Being a pro, I would say that one of the best rules out there is the MUMM 30 rule. As a pro, if I could afford to buy a MUMM or a set know amount of a MUMM then I could drive. It does not change the amount of Cat 3's that can sail, it just allows a pro owner.

Look at Dave Irish and back when Mark Ploch, JB Braun owned boats.



personally I prefer the J 105 approach.. no pros
(works for me anyway)

:ph34r: :lol:

#95 boyscout

boyscout

    Anarchist

  • Members
  • PipPipPipPipPipPipPip
  • 349 posts

Posted 16 April 2007 - 08:15 PM

personally I prefer the J 105 approach.. no pros
(works for me anyway)

:ph34r: :lol:



Ya but I thought that this crowd didn't want to another j 105 class

#96 tls

tls

    Anarchist

  • Members
  • PipPipPipPipPipPipPip
  • 703 posts

Posted 16 April 2007 - 08:30 PM

Because you bought his sails, or his etc...

Or because you got him a job at ABC...



There are standard mechanisms to deal with quid pro quo's. You can get paid in ways other than cash and standards for making such a determination.
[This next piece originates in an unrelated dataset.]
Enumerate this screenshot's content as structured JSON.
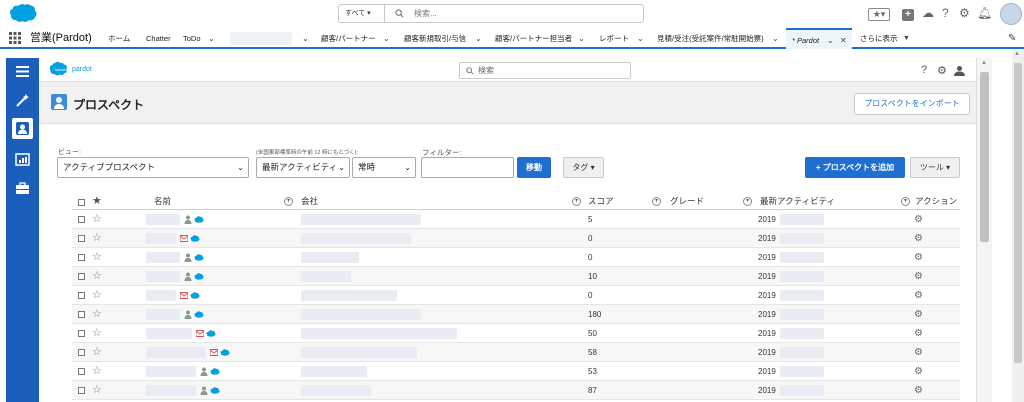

I don't think this is a problem so long as the class rules are clearly interpreted to exclude all quid pro quo's with a monetary value.

i.e., you can have your sailmaker aboard, but you cannot pay extra for your sails in order to encourage him to come aboard.
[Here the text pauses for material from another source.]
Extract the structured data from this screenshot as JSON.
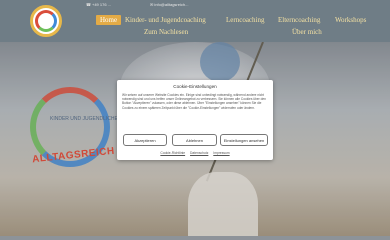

#97 tls

tls

    Anarchist

  • Members
  • PipPipPipPipPipPipPip
  • 703 posts

Posted 16 April 2007 - 08:35 PM

What's fun? at the club-level, it's building A TEAM of friends who enjoy sailing together, and having a beer afterwards. It's not a TEAM of friends, if you pay some one $500 bucks to come out sailing with you.
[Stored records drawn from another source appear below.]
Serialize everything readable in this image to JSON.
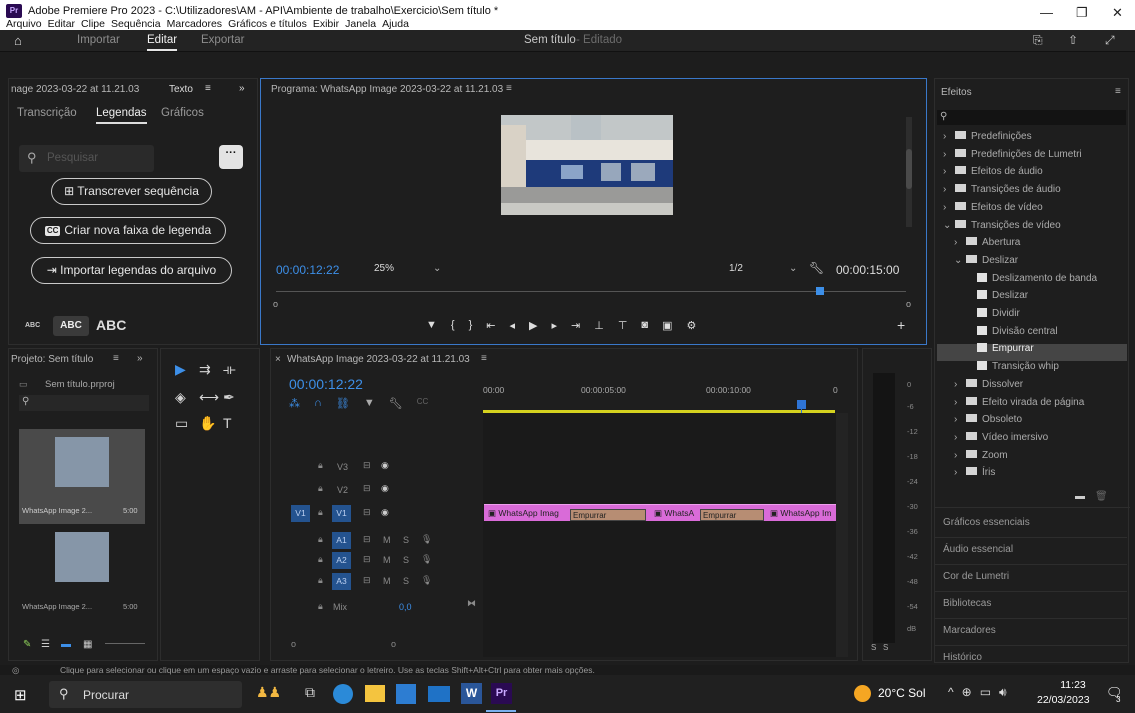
{
  "window": {
    "title": "Adobe Premiere Pro 2023 - C:\\Utilizadores\\AM - API\\Ambiente de trabalho\\Exercicio\\Sem título *",
    "badge": "Pr",
    "menu": [
      "Arquivo",
      "Editar",
      "Clipe",
      "Sequência",
      "Marcadores",
      "Gráficos e títulos",
      "Exibir",
      "Janela",
      "Ajuda"
    ],
    "controls": [
      "—",
      "❐",
      "✕"
    ]
  },
  "appbar": {
    "tabs": [
      "Importar",
      "Editar",
      "Exportar"
    ],
    "active": "Editar",
    "doc_title": "Sem título",
    "doc_state": "- Editado"
  },
  "text_panel": {
    "header_left": "nage 2023-03-22 at 11.21.03",
    "header_right": "Texto",
    "tabs": [
      "Transcrição",
      "Legendas",
      "Gráficos"
    ],
    "active_tab": "Legendas",
    "search_placeholder": "Pesquisar",
    "btn_transcribe": "Transcrever sequência",
    "btn_new_caption": "Criar nova faixa de legenda",
    "btn_import": "Importar legendas do arquivo",
    "sizes": [
      "ABC",
      "ABC",
      "ABC"
    ],
    "cc_badge": "CC"
  },
  "program": {
    "title": "Programa: WhatsApp Image 2023-03-22 at 11.21.03",
    "timecode": "00:00:12:22",
    "zoom": "25%",
    "quality": "1/2",
    "duration": "00:00:15:00"
  },
  "project": {
    "title": "Projeto: Sem título",
    "file": "Sem título.prproj",
    "items": [
      {
        "name": "WhatsApp Image 2...",
        "dur": "5:00"
      },
      {
        "name": "WhatsApp Image 2...",
        "dur": "5:00"
      }
    ]
  },
  "timeline": {
    "title": "WhatsApp Image 2023-03-22 at 11.21.03",
    "timecode": "00:00:12:22",
    "ruler": [
      "00:00",
      "00:00:05:00",
      "00:00:10:00",
      "0"
    ],
    "tracks": [
      "V3",
      "V2",
      "V1",
      "A1",
      "A2",
      "A3"
    ],
    "mix_label": "Mix",
    "mix_value": "0,0",
    "source_patch": "V1",
    "letters": {
      "m": "M",
      "s": "S"
    },
    "clips": [
      "WhatsApp Imag",
      "WhatsA",
      "WhatsApp Im"
    ],
    "transitions": [
      "Empurrar",
      "Empurrar"
    ]
  },
  "meter": {
    "labels": [
      "0",
      "-6",
      "-12",
      "-18",
      "-24",
      "-30",
      "-36",
      "-42",
      "-48",
      "-54",
      "dB"
    ],
    "solo": [
      "S",
      "S"
    ]
  },
  "effects": {
    "title": "Efeitos",
    "tree": [
      {
        "label": "Predefinições",
        "depth": 0,
        "type": "preset",
        "arrow": "›"
      },
      {
        "label": "Predefinições de Lumetri",
        "depth": 0,
        "type": "preset",
        "arrow": "›"
      },
      {
        "label": "Efeitos de áudio",
        "depth": 0,
        "type": "folder",
        "arrow": "›"
      },
      {
        "label": "Transições de áudio",
        "depth": 0,
        "type": "folder",
        "arrow": "›"
      },
      {
        "label": "Efeitos de vídeo",
        "depth": 0,
        "type": "folder",
        "arrow": "›"
      },
      {
        "label": "Transições de vídeo",
        "depth": 0,
        "type": "folder",
        "arrow": "⌄"
      },
      {
        "label": "Abertura",
        "depth": 1,
        "type": "folder",
        "arrow": "›"
      },
      {
        "label": "Deslizar",
        "depth": 1,
        "type": "folder",
        "arrow": "⌄"
      },
      {
        "label": "Deslizamento de banda",
        "depth": 2,
        "type": "fx",
        "arrow": ""
      },
      {
        "label": "Deslizar",
        "depth": 2,
        "type": "fx",
        "arrow": ""
      },
      {
        "label": "Dividir",
        "depth": 2,
        "type": "fx",
        "arrow": ""
      },
      {
        "label": "Divisão central",
        "depth": 2,
        "type": "fx",
        "arrow": ""
      },
      {
        "label": "Empurrar",
        "depth": 2,
        "type": "fx",
        "arrow": "",
        "selected": true
      },
      {
        "label": "Transição whip",
        "depth": 2,
        "type": "fx",
        "arrow": ""
      },
      {
        "label": "Dissolver",
        "depth": 1,
        "type": "folder",
        "arrow": "›"
      },
      {
        "label": "Efeito virada de página",
        "depth": 1,
        "type": "folder",
        "arrow": "›"
      },
      {
        "label": "Obsoleto",
        "depth": 1,
        "type": "folder",
        "arrow": "›"
      },
      {
        "label": "Vídeo imersivo",
        "depth": 1,
        "type": "folder",
        "arrow": "›"
      },
      {
        "label": "Zoom",
        "depth": 1,
        "type": "folder",
        "arrow": "›"
      },
      {
        "label": "Íris",
        "depth": 1,
        "type": "folder",
        "arrow": "›"
      }
    ],
    "panels": [
      "Gráficos essenciais",
      "Áudio essencial",
      "Cor de Lumetri",
      "Bibliotecas",
      "Marcadores",
      "Histórico"
    ]
  },
  "status": {
    "text": "Clique para selecionar ou clique em um espaço vazio e arraste para selecionar o letreiro. Use as teclas Shift+Alt+Ctrl para obter mais opções."
  },
  "taskbar": {
    "search": "Procurar",
    "weather": "20°C Sol",
    "time": "11:23",
    "date": "22/03/2023",
    "notif_count": "3",
    "app_badge_word": "W",
    "app_badge_pr": "Pr"
  },
  "colors": {
    "accent_blue": "#3d8fe8",
    "clip_pink": "#d96bd8",
    "transition": "#b78d73",
    "playhead": "#2e74d6",
    "ruler_yellow": "#d5d21f"
  }
}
You really should read the posts before you respond. Paid crew is illegal at all positions in all class sanctioned races. This is true regardless of the proposed owner/driver rule.

#98 Peacefrog

Peacefrog

    Anarchist

  • Members
  • PipPipPipPipPipPipPip
  • 2,422 posts

Posted 16 April 2007 - 09:14 PM

personally I prefer the J 105 approach.. no pros
(works for me anyway)

:ph34r: :lol:



The more I see with this class, the more I agree with that statement!

#99 boyscout

boyscout

    Anarchist

  • Members
  • PipPipPipPipPipPipPip
  • 349 posts

Posted 16 April 2007 - 09:19 PM

If you need to hire a pro or just bribe one with beer to teach you to sail better then you should be scoffed. If you're doing it simply to win races you should be double scoffed. Why not take up golf or polo or buy your own AC boat and leave the little guys alone.

Coaching?? freeking A, what a crock. Try going sailing, reading some books, sailing with friends who are better, i.e. the old fashioned way rather than pulling out that bulging hide bound member some folks can't seem to do anything without.



Ok if while your practicing you mess up how do you know? How do you know who the rig looks from off of the boat? How do you know what changes to make? Sailmakers love the J105 rule because the boats are no fun to sail. A tiger is fun to sail.

#100 DoRag

DoRag

    Anarchist

  • Members
  • PipPipPipPipPipPipPip
  • 8,919 posts
  • Location:Where the sun doesn't shine.

Posted 16 April 2007 - 09:29 PM

The more I see with this class, the more I agree with that statement!



Please forgive me for this but if the goal is to build a large class, the J105 approach will get you there faster than any other. A possible mod to this would be to allow pros during the first year only, like the J109 class does.

Why does the J105 approach work better? Well, pros aren't the ones buying boats. Usually, they don't have the bucks, or, if they do, the last they would want to do is tie themselves to their own boat. So non pros buy them. And, guess what? They don't want to race against pros! That's why they buy J105.s. I think, anyway.

The end product of a class using the J105 rules would probably be a large number of boats with average sailors, few real good ones. And that's OK. After all, it's all about having fun.

The downside of this is that the owner-driver rule has always been problamatic to enforce. Some of the crews are paid. And, the owner-driver can't be a pro, but you can have Terry Hutchinsen hop on for the NA's as tactician. And, you know those pros, they will want to longboard the hull.

So if you want a lot of boats, look at the class that has a lot of boats. Surely people don't buy these 23.5 knot shitboxes because they look pretty.




0 user(s) are reading this topic

0 members, 0 guests, 0 anonymous users